(ENTRIES SUPPLIED)

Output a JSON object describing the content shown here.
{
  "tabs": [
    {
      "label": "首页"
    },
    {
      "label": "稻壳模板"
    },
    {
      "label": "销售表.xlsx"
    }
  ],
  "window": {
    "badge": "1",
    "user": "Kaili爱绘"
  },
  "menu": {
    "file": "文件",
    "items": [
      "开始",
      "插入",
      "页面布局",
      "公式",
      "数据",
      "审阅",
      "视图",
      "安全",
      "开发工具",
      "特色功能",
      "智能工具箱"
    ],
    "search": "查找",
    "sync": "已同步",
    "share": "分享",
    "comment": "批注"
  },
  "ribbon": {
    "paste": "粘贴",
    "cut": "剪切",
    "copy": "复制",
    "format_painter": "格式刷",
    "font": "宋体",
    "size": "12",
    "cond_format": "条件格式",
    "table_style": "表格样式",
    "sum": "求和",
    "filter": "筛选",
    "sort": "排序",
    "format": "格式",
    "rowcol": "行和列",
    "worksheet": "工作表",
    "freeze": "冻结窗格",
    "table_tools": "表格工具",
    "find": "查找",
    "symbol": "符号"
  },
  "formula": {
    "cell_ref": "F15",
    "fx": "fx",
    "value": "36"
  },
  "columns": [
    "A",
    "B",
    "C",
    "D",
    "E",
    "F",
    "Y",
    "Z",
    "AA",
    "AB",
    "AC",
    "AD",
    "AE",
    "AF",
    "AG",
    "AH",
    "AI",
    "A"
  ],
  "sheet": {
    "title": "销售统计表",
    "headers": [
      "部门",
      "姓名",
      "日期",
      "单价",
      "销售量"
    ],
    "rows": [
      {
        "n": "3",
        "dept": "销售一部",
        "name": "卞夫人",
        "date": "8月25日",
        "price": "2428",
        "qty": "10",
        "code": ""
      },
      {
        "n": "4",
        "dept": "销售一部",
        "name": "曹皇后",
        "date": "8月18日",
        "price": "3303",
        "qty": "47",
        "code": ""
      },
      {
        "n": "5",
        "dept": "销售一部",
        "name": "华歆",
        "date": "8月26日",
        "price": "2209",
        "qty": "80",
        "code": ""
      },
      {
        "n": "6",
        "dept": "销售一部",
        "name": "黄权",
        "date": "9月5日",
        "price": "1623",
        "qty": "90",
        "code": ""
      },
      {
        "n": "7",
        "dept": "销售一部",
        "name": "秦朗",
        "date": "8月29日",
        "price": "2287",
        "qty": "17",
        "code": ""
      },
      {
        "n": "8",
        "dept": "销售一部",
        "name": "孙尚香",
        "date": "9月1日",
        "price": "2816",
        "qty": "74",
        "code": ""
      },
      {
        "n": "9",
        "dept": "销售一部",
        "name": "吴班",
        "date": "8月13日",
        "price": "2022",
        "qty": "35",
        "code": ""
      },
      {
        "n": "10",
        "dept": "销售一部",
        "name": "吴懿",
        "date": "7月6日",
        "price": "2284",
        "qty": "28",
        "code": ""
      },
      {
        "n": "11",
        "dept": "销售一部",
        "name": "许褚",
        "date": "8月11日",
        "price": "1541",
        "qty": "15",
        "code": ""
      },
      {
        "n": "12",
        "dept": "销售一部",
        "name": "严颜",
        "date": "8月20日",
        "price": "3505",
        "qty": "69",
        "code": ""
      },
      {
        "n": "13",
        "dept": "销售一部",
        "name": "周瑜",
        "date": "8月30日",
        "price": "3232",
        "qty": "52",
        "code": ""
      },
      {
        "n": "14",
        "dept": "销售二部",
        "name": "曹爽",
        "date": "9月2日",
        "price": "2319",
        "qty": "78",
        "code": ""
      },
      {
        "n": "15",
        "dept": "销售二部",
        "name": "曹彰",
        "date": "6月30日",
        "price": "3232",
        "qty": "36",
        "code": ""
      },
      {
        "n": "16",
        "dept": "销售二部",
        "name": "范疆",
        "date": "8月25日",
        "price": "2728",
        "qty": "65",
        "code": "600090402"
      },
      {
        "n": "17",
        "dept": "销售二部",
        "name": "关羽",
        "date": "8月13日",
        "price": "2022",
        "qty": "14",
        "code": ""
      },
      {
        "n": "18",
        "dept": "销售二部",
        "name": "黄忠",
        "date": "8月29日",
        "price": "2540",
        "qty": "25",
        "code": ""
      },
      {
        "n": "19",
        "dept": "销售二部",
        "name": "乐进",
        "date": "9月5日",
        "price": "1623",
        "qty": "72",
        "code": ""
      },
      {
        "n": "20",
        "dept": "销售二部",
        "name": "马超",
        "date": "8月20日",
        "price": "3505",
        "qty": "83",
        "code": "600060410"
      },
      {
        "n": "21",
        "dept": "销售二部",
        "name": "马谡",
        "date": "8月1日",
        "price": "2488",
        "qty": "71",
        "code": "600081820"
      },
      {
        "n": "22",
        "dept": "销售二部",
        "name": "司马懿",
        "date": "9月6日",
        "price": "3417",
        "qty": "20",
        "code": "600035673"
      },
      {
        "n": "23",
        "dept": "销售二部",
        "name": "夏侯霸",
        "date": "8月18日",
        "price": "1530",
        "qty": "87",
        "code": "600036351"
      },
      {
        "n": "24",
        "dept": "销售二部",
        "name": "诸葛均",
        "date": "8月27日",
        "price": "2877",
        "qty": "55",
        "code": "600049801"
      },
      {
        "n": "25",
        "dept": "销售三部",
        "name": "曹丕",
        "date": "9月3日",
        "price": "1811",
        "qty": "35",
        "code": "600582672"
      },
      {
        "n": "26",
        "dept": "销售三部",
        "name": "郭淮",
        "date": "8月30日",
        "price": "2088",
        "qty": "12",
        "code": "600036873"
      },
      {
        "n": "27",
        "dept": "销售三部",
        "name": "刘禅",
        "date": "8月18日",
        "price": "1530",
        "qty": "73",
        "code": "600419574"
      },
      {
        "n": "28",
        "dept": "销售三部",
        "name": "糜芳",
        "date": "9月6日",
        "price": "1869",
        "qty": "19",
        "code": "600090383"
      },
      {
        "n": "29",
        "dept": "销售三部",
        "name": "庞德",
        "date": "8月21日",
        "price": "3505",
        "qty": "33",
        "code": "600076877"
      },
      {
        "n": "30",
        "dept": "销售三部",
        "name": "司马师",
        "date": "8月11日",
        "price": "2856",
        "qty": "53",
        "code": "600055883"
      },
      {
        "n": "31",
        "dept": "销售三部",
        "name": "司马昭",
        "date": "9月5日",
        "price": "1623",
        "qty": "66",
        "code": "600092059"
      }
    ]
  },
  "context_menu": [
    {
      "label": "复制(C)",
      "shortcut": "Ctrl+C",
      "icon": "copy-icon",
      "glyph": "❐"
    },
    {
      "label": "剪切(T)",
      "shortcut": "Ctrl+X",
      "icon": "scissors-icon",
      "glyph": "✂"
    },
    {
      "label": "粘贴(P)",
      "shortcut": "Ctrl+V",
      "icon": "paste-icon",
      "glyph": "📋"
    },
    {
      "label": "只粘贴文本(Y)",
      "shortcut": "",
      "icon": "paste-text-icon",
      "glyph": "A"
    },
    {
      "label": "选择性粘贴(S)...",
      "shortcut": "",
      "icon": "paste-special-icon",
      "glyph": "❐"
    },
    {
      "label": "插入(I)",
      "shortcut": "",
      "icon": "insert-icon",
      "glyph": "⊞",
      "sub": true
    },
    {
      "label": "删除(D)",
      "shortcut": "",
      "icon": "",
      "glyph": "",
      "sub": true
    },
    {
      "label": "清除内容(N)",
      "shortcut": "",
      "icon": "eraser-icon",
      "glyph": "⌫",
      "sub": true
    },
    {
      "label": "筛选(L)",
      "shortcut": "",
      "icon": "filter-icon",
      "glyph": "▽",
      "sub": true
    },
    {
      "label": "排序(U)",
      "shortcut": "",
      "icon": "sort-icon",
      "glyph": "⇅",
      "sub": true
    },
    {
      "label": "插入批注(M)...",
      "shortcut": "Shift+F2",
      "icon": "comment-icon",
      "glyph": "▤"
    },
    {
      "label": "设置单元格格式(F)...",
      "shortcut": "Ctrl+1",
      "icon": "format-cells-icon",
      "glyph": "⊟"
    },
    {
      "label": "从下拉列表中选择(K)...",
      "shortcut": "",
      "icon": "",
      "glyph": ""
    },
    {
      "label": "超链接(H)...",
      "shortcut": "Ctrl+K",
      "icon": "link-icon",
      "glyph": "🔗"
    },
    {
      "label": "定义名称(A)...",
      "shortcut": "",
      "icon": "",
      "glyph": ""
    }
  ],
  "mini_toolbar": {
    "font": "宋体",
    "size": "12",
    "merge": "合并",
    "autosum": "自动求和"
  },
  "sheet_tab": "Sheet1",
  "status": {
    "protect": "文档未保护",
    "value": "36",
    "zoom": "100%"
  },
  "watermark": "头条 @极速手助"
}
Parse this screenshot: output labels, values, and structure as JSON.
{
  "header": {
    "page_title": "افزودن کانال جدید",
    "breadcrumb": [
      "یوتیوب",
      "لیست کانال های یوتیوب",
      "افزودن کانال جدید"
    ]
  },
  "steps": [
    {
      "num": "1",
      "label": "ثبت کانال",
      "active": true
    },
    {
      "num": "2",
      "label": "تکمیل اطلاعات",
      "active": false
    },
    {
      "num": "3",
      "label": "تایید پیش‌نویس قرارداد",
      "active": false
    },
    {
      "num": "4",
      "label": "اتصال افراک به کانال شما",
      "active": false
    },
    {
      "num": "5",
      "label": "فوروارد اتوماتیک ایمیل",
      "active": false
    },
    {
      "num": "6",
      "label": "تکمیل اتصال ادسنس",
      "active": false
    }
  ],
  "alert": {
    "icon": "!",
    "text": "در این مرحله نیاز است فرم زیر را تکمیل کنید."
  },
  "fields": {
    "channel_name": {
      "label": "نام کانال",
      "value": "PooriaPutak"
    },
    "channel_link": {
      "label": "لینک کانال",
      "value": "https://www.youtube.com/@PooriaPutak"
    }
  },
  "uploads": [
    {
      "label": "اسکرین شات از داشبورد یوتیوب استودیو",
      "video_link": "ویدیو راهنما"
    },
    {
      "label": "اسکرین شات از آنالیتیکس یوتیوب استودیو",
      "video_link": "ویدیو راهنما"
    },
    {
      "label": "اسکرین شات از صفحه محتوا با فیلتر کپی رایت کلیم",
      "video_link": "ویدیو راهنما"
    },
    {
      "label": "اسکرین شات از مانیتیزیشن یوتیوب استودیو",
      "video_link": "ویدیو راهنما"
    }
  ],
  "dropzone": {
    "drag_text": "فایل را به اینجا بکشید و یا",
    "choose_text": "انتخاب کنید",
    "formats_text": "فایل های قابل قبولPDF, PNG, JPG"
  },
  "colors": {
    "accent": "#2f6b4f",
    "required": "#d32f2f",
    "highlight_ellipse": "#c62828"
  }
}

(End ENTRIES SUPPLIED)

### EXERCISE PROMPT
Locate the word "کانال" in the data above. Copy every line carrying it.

### WRITTEN ANSWER
    "page_title": "افزودن کانال جدید",
      "لیست کانال های یوتیوب",
      "افزودن کانال جدید"
      "label": "ثبت کانال",
      "label": "اتصال افراک به کانال شما",
      "label": "نام کانال",
      "label": "لینک کانال",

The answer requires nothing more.